A Strategy for Loading Page Specific JavaScript

Jeremy Morony ·

Since the introduction of the asset pipeline, managing javascript assets in a typical rails application is pretty straight forward. You figure out some structure for organizing the files under app/assets/javascripts/, concatenate them together with some directives in application.js, and that file is most likely included in a layout and you’re on your way. But what about those pesky page specific initializer scripts?

A popular approach is to use a strategy like this. The gist of this approach is to organize your page initializers in an object literal by controller name and action, something like

    index: ->
    show: ->

The document body is decorated with the current controller name and action. A document ready script extracts the controller and action, looks it up in the initializers object and executes the associated initializer. Generally the initalizer scripts are placed somewhere under app/assets/javascripts and included in the application.js bundle. This approach is perfectly fine, but a few minor things bug me:

  • Every initializer is included in the application bundle, bloating its file size
  • The page queries the registered initializers to see if it has work to do. I’d rather the initializer script told the page it has work to do when the document is ready.

An approach that has worked for me looks something like this:

I like this approach for a few reasons:

  • Only one initializer is included on a page.
  • It provides a convention for where page initializers will be located on the server.
  • Page initializers are set aside from the general purpose JavaScript.
  • The size of the compiled application.js file is reduced because the page initializers aren’t included in the bundle.
  • The initializer tells the page it has work to do.

The downsides:

  • There is an extra request to the server for the page initializer file.

You probably noticed the code at the bottom of the application.js file. This code doesn’t specifically have anything to do with the loading strategy outlined above, but it does complement it. It creates a namespace for your JavaScript, named after your rails app. Within this namespace it creates a page object. This object provides a few things:

  • A convenient place for storing data that you might need to generate while rendering the current action. Better to place that data here than on window where another object with the same name might be overwritten
  • A convenience method for registering document ready handlers. When the document ready event fires, the intializer is executed with the page initializer as the first argument. This structure should make it easy to unit test your initialization scripts.

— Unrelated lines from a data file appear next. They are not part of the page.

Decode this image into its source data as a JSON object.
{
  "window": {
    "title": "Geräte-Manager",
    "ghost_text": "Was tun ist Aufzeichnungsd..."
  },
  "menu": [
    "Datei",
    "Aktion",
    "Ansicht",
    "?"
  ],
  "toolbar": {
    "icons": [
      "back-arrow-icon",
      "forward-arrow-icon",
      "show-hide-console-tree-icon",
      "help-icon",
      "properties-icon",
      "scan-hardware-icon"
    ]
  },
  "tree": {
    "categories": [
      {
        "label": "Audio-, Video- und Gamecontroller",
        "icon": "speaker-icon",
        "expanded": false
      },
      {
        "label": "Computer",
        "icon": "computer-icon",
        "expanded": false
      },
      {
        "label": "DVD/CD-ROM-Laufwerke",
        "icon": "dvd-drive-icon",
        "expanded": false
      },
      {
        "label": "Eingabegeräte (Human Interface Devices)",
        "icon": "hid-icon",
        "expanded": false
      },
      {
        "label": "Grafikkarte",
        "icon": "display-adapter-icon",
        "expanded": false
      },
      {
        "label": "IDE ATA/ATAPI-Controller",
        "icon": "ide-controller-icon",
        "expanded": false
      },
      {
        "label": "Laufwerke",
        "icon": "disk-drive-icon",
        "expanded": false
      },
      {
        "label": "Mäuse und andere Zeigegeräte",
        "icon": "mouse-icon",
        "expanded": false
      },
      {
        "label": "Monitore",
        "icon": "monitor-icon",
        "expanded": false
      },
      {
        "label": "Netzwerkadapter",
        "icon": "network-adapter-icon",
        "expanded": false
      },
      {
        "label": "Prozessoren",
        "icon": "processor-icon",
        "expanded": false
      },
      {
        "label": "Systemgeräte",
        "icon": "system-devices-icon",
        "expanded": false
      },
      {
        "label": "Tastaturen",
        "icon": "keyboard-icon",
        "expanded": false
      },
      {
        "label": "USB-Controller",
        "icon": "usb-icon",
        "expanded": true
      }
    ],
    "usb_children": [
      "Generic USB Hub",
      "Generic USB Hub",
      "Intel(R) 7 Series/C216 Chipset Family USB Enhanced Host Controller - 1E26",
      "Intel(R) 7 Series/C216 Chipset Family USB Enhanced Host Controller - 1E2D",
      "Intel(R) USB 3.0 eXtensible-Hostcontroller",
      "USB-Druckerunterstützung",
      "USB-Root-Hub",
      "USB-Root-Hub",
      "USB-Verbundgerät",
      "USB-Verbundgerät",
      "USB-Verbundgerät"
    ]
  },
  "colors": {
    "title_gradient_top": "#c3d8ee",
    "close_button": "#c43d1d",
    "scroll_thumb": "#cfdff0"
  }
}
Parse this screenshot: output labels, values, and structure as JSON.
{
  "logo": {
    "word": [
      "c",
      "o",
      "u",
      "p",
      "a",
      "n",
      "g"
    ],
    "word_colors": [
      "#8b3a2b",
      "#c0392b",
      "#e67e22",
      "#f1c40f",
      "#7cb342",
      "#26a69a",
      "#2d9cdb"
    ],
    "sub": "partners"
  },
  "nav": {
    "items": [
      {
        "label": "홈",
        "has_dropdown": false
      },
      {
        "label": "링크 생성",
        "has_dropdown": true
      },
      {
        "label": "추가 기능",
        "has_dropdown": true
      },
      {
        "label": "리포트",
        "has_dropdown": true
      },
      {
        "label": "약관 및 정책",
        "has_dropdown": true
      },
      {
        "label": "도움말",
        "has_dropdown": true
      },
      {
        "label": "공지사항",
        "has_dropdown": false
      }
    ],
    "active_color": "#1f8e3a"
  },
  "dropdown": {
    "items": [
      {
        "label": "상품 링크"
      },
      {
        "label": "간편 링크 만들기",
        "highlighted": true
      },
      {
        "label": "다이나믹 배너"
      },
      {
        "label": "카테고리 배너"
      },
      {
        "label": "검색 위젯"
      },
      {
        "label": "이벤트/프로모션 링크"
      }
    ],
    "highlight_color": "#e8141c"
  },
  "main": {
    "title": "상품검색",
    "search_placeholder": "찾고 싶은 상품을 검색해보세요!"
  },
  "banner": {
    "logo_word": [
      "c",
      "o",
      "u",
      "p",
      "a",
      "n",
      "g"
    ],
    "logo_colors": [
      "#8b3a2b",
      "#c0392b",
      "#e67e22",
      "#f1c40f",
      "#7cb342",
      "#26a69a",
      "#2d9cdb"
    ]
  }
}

This is obviously just one of many approaches out there. What other approaches have worked for you?